[YOUR ASSIGNMENT] In the entries below, find every line with the string "Conflict" and copy it.

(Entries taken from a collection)
□ □ □
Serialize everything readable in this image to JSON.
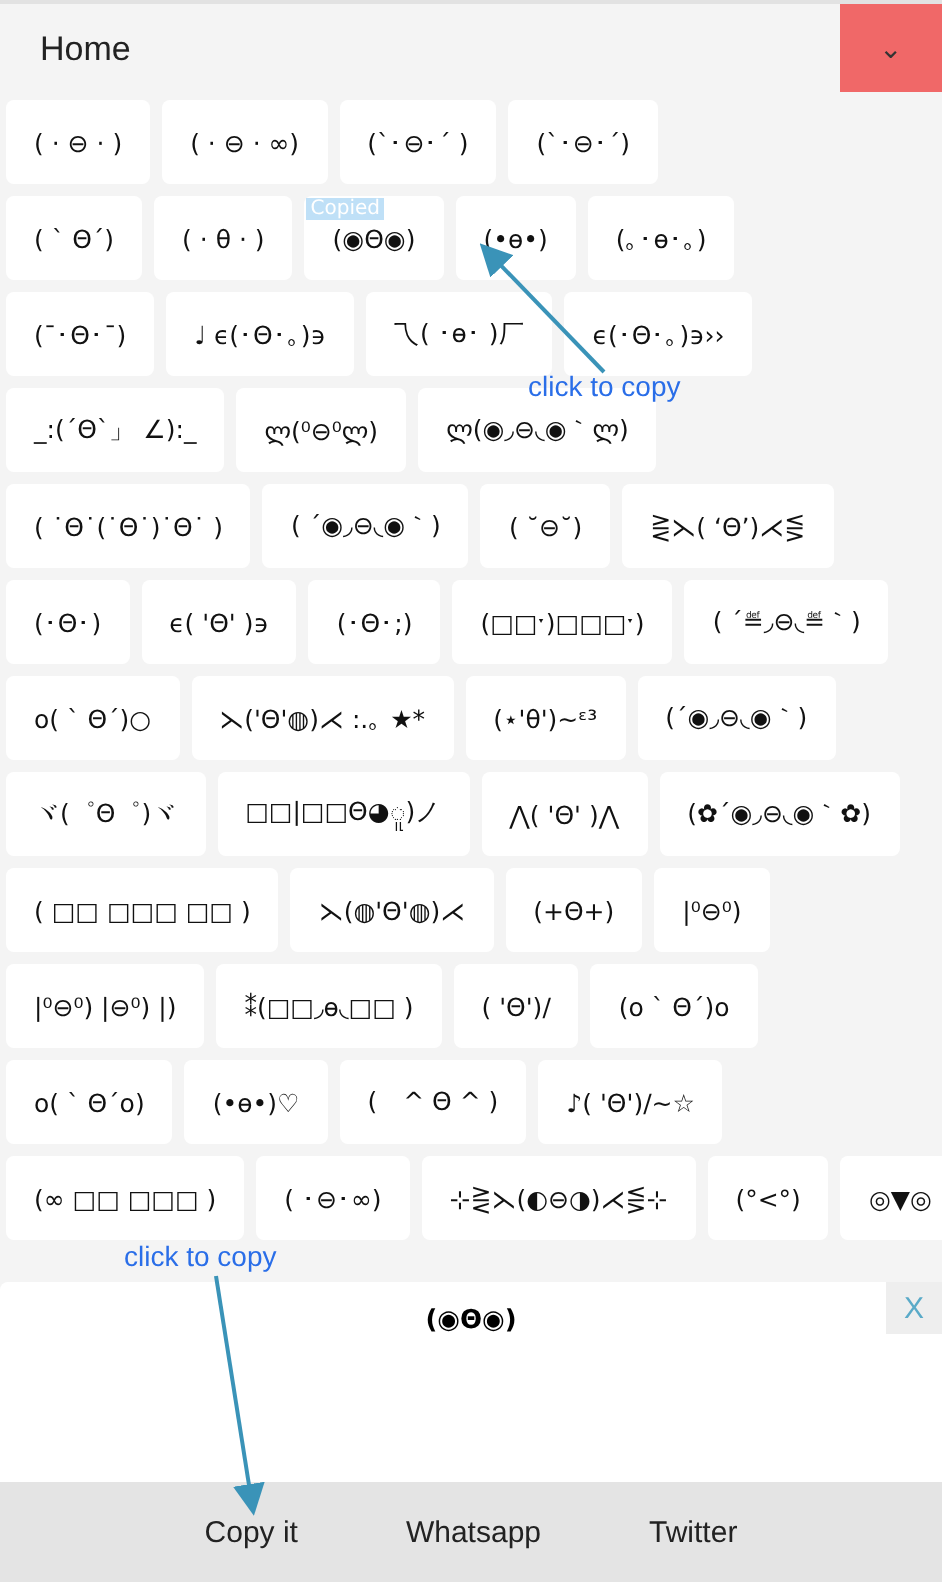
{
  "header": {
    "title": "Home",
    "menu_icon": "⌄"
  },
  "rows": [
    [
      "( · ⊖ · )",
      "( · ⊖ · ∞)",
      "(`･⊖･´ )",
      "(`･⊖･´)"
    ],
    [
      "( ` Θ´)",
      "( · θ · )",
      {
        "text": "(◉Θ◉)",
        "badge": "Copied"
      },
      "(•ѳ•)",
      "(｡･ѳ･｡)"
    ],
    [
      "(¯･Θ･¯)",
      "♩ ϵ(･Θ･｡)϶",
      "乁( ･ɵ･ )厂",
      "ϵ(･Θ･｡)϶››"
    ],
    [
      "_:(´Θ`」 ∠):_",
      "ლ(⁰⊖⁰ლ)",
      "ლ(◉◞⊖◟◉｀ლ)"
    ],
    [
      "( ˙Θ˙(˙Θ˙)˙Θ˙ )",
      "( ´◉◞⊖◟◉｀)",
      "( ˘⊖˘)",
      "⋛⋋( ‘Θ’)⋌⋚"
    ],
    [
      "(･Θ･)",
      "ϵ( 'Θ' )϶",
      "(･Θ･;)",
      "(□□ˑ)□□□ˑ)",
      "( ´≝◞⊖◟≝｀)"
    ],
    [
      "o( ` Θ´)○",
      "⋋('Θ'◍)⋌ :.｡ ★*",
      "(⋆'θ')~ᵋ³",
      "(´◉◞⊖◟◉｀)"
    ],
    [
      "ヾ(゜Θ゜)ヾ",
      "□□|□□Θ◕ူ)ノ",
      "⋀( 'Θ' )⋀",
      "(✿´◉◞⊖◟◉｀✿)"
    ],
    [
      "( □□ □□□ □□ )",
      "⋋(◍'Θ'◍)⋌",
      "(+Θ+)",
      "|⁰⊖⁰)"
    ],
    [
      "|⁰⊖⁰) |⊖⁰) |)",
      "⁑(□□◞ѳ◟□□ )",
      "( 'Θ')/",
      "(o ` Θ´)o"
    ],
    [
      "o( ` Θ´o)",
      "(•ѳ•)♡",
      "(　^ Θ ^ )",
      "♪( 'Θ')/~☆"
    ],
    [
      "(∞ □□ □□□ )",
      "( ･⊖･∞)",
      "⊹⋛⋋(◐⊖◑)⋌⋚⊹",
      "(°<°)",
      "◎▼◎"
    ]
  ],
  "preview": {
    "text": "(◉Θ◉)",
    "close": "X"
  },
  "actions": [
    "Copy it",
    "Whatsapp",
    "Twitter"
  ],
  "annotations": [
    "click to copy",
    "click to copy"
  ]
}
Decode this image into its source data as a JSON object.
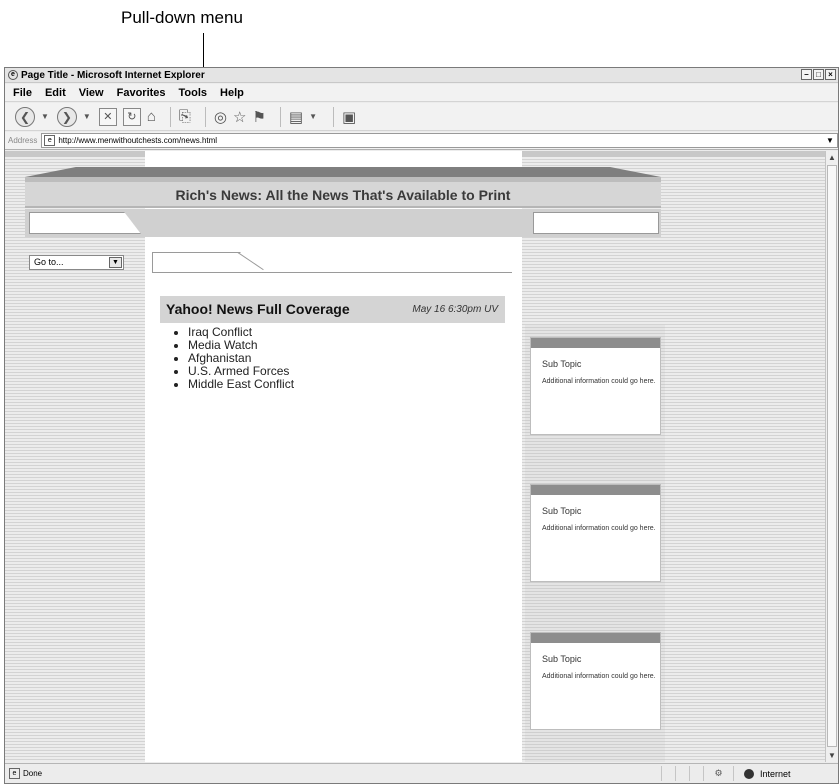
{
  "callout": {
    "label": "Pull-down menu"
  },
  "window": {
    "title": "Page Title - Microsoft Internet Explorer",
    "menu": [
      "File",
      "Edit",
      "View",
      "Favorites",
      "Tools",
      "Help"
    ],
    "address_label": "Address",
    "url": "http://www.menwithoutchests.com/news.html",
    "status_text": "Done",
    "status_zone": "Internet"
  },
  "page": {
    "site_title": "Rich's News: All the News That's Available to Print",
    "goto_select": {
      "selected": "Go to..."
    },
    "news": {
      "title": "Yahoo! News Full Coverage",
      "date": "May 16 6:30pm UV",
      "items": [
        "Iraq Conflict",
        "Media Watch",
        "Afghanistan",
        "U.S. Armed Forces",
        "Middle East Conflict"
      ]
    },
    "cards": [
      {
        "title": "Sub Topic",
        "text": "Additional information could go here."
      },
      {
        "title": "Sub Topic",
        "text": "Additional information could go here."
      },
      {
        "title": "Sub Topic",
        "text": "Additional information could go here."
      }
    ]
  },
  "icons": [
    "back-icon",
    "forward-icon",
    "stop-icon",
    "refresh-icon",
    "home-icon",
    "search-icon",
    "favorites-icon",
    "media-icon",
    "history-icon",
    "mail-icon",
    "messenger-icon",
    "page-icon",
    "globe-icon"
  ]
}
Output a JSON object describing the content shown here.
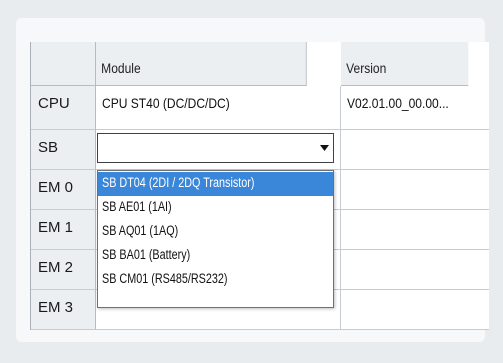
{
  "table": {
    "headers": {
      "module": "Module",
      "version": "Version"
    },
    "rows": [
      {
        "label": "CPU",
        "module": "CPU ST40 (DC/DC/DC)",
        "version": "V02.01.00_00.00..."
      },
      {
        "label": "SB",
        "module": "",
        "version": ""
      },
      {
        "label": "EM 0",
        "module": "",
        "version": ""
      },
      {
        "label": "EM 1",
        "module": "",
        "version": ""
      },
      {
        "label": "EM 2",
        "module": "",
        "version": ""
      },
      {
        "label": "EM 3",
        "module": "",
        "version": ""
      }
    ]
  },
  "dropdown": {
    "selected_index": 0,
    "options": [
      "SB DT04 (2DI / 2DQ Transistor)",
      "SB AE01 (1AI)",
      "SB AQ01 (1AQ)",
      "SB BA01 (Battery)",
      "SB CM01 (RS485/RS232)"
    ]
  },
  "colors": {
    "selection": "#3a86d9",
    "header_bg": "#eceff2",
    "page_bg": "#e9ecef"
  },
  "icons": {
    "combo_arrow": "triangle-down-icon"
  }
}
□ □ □
[RESPONSE TO THIS EXERCISE]
        "Iraq Conflict",
        "Middle East Conflict"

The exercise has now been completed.